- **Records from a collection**
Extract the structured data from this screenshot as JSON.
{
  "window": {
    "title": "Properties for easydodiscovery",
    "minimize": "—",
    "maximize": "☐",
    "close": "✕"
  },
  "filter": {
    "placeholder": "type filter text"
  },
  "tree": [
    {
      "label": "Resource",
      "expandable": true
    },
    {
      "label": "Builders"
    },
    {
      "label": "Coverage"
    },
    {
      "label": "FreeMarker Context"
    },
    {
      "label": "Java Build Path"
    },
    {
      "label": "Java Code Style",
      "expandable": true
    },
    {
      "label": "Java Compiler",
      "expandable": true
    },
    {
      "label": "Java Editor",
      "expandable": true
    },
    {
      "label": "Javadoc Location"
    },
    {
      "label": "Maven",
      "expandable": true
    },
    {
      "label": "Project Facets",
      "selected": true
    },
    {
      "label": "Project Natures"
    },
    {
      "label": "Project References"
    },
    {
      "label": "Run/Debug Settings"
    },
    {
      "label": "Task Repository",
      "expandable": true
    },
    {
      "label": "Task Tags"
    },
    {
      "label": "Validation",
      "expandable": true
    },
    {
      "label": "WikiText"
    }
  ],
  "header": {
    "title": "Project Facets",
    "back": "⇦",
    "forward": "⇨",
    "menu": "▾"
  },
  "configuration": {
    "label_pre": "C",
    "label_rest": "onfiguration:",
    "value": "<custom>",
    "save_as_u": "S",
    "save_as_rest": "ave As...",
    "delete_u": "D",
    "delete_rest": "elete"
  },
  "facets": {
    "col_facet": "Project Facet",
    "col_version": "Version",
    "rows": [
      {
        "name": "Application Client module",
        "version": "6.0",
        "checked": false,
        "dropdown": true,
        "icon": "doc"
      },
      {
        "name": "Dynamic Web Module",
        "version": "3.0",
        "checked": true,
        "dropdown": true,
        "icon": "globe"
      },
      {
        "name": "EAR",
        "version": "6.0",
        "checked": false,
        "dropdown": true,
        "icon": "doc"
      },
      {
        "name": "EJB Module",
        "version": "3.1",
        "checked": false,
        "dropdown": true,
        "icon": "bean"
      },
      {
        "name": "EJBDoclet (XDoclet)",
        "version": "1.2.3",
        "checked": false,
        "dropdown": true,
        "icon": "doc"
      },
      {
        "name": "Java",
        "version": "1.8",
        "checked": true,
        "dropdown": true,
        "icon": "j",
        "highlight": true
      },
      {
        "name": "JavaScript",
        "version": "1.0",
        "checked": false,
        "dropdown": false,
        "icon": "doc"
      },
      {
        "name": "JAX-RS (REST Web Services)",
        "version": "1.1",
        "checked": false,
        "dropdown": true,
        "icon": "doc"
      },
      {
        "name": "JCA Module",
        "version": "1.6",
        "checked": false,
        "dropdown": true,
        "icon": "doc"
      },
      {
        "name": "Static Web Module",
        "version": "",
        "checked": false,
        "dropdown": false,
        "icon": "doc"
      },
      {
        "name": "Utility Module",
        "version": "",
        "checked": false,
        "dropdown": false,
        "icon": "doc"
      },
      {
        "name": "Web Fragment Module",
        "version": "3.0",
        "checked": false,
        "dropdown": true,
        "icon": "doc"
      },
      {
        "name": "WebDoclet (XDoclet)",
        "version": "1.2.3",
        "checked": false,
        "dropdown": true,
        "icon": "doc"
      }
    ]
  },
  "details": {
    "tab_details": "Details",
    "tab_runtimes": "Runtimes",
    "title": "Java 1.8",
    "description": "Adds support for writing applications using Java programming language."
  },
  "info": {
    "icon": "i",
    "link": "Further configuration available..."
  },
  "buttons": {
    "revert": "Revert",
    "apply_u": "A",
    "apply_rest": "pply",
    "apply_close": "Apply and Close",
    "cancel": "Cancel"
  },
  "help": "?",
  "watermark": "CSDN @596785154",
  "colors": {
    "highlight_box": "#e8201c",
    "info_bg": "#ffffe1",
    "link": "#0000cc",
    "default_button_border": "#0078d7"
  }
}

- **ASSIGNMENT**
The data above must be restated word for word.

- **FINISHED EXERCISE**
Extract the structured data from this screenshot as JSON.
{
  "window": {
    "title": "Properties for easydodiscovery",
    "minimize": "—",
    "maximize": "☐",
    "close": "✕"
  },
  "filter": {
    "placeholder": "type filter text"
  },
  "tree": [
    {
      "label": "Resource",
      "expandable": true
    },
    {
      "label": "Builders"
    },
    {
      "label": "Coverage"
    },
    {
      "label": "FreeMarker Context"
    },
    {
      "label": "Java Build Path"
    },
    {
      "label": "Java Code Style",
      "expandable": true
    },
    {
      "label": "Java Compiler",
      "expandable": true
    },
    {
      "label": "Java Editor",
      "expandable": true
    },
    {
      "label": "Javadoc Location"
    },
    {
      "label": "Maven",
      "expandable": true
    },
    {
      "label": "Project Facets",
      "selected": true
    },
    {
      "label": "Project Natures"
    },
    {
      "label": "Project References"
    },
    {
      "label": "Run/Debug Settings"
    },
    {
      "label": "Task Repository",
      "expandable": true
    },
    {
      "label": "Task Tags"
    },
    {
      "label": "Validation",
      "expandable": true
    },
    {
      "label": "WikiText"
    }
  ],
  "header": {
    "title": "Project Facets",
    "back": "⇦",
    "forward": "⇨",
    "menu": "▾"
  },
  "configuration": {
    "label_pre": "C",
    "label_rest": "onfiguration:",
    "value": "<custom>",
    "save_as_u": "S",
    "save_as_rest": "ave As...",
    "delete_u": "D",
    "delete_rest": "elete"
  },
  "facets": {
    "col_facet": "Project Facet",
    "col_version": "Version",
    "rows": [
      {
        "name": "Application Client module",
        "version": "6.0",
        "checked": false,
        "dropdown": true,
        "icon": "doc"
      },
      {
        "name": "Dynamic Web Module",
        "version": "3.0",
        "checked": true,
        "dropdown": true,
        "icon": "globe"
      },
      {
        "name": "EAR",
        "version": "6.0",
        "checked": false,
        "dropdown": true,
        "icon": "doc"
      },
      {
        "name": "EJB Module",
        "version": "3.1",
        "checked": false,
        "dropdown": true,
        "icon": "bean"
      },
      {
        "name": "EJBDoclet (XDoclet)",
        "version": "1.2.3",
        "checked": false,
        "dropdown": true,
        "icon": "doc"
      },
      {
        "name": "Java",
        "version": "1.8",
        "checked": true,
        "dropdown": true,
        "icon": "j",
        "highlight": true
      },
      {
        "name": "JavaScript",
        "version": "1.0",
        "checked": false,
        "dropdown": false,
        "icon": "doc"
      },
      {
        "name": "JAX-RS (REST Web Services)",
        "version": "1.1",
        "checked": false,
        "dropdown": true,
        "icon": "doc"
      },
      {
        "name": "JCA Module",
        "version": "1.6",
        "checked": false,
        "dropdown": true,
        "icon": "doc"
      },
      {
        "name": "Static Web Module",
        "version": "",
        "checked": false,
        "dropdown": false,
        "icon": "doc"
      },
      {
        "name": "Utility Module",
        "version": "",
        "checked": false,
        "dropdown": false,
        "icon": "doc"
      },
      {
        "name": "Web Fragment Module",
        "version": "3.0",
        "checked": false,
        "dropdown": true,
        "icon": "doc"
      },
      {
        "name": "WebDoclet (XDoclet)",
        "version": "1.2.3",
        "checked": false,
        "dropdown": true,
        "icon": "doc"
      }
    ]
  },
  "details": {
    "tab_details": "Details",
    "tab_runtimes": "Runtimes",
    "title": "Java 1.8",
    "description": "Adds support for writing applications using Java programming language."
  },
  "info": {
    "icon": "i",
    "link": "Further configuration available..."
  },
  "buttons": {
    "revert": "Revert",
    "apply_u": "A",
    "apply_rest": "pply",
    "apply_close": "Apply and Close",
    "cancel": "Cancel"
  },
  "help": "?",
  "watermark": "CSDN @596785154",
  "colors": {
    "highlight_box": "#e8201c",
    "info_bg": "#ffffe1",
    "link": "#0000cc",
    "default_button_border": "#0078d7"
  }
}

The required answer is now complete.